Problem description:
Show all the lines in the data below that include the word "navigation".
-------- Records for processing
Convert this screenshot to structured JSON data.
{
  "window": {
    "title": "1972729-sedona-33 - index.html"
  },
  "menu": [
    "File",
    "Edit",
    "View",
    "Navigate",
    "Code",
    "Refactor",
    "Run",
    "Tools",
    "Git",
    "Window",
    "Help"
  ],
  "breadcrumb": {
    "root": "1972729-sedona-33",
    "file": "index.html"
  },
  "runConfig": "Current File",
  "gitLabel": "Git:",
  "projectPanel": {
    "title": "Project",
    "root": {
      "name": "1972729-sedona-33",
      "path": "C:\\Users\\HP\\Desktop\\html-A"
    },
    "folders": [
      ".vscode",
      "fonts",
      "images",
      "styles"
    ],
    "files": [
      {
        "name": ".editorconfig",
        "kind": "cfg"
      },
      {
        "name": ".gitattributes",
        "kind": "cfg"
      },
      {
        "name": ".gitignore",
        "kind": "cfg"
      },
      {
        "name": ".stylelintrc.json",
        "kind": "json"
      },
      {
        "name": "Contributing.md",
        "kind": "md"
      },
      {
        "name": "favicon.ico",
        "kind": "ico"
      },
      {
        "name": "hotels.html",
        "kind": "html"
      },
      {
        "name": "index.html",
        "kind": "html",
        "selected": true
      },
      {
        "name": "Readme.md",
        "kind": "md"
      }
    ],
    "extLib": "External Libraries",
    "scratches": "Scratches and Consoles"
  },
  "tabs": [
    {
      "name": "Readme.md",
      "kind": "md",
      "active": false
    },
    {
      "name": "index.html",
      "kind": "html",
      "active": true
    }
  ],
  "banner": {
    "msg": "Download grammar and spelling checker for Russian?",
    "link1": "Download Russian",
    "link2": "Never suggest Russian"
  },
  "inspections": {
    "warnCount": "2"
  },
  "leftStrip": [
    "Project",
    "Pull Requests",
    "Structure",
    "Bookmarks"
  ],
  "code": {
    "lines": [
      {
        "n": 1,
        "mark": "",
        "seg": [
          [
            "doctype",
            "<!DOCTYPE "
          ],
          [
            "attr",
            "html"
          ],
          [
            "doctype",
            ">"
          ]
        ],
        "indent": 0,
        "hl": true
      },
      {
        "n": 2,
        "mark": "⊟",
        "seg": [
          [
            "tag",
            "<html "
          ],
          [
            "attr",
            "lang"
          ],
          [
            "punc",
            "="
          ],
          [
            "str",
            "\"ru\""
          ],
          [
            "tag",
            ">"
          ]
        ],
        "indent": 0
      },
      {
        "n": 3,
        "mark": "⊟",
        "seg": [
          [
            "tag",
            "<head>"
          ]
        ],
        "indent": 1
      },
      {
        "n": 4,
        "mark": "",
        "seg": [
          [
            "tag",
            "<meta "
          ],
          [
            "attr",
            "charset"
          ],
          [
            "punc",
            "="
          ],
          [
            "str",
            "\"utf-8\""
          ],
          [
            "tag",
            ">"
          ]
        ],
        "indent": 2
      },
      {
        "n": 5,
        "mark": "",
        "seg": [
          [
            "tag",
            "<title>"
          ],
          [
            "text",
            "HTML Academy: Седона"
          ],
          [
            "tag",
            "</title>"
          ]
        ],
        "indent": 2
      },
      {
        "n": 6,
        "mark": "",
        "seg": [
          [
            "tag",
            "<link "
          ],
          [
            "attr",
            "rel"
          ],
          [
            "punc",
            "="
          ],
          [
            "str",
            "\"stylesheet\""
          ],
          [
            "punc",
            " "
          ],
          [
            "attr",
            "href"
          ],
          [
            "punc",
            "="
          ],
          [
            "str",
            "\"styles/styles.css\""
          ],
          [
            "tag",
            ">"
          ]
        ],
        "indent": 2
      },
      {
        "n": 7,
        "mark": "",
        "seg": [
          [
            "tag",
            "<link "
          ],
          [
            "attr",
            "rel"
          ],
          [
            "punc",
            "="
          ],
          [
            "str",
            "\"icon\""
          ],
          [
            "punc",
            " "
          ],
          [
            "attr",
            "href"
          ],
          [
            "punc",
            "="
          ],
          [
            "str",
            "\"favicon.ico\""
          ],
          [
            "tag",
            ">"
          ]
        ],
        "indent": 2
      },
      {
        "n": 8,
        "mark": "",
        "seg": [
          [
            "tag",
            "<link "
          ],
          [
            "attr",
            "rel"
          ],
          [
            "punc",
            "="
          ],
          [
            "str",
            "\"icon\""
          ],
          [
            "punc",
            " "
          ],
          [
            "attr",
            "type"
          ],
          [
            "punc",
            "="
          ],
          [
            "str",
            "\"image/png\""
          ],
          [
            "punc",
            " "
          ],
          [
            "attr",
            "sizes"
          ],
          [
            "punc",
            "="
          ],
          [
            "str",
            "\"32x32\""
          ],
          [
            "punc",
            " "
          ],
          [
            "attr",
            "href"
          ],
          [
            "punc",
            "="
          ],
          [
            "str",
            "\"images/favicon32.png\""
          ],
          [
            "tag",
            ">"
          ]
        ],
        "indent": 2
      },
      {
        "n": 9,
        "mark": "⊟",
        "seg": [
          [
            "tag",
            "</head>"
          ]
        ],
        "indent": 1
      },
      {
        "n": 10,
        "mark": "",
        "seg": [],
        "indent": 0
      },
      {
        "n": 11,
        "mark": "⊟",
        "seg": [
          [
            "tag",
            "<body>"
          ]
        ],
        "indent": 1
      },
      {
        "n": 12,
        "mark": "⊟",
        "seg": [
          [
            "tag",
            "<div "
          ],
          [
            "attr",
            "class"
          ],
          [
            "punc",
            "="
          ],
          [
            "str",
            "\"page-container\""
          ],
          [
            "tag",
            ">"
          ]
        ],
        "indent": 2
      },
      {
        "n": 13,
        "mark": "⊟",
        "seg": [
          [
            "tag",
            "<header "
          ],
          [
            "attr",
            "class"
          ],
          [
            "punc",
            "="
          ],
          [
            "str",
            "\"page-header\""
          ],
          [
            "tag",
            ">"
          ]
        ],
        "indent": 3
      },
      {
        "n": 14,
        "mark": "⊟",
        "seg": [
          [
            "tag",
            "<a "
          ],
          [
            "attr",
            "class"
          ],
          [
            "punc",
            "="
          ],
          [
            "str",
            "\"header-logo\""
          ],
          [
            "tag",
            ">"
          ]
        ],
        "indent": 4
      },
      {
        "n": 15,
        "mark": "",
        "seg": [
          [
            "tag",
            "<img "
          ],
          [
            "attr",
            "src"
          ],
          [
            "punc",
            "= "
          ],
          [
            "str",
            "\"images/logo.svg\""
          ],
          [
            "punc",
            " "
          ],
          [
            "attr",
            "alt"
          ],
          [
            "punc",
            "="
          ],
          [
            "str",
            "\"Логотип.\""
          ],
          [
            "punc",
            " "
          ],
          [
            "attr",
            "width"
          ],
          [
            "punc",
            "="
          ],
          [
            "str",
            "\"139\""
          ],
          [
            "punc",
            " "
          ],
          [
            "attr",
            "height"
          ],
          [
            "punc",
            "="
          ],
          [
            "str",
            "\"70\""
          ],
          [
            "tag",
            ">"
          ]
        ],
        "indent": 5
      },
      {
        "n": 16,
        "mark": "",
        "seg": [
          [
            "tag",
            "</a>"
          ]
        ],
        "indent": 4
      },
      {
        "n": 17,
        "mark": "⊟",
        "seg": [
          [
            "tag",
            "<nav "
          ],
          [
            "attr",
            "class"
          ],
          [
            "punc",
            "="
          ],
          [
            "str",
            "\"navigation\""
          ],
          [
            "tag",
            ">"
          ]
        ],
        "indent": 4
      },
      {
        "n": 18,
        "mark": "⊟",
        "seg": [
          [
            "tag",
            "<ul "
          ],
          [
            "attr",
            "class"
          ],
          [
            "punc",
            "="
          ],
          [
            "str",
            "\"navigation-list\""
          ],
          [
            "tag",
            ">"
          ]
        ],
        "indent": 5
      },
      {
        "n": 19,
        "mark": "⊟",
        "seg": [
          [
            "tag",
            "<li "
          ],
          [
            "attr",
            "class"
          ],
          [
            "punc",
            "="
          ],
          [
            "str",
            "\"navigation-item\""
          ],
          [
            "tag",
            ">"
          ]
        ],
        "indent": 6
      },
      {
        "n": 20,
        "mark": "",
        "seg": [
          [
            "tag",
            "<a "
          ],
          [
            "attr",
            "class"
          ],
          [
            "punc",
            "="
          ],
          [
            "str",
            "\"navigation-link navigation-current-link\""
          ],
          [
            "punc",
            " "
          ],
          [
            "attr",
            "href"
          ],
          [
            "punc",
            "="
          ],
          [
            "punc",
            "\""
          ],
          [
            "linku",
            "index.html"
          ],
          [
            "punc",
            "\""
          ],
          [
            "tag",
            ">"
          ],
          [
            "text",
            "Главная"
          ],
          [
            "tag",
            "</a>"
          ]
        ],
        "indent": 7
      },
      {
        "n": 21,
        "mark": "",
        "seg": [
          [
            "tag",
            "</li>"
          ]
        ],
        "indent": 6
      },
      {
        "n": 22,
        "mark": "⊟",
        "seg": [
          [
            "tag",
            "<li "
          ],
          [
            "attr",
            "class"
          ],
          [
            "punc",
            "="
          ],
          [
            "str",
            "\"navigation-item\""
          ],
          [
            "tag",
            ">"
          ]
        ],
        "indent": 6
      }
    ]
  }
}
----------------
Your solution:
            "\"navigation\""
            "\"navigation-list\""
            "\"navigation-item\""
            "\"navigation-link navigation-current-link\""
            "\"navigation-item\""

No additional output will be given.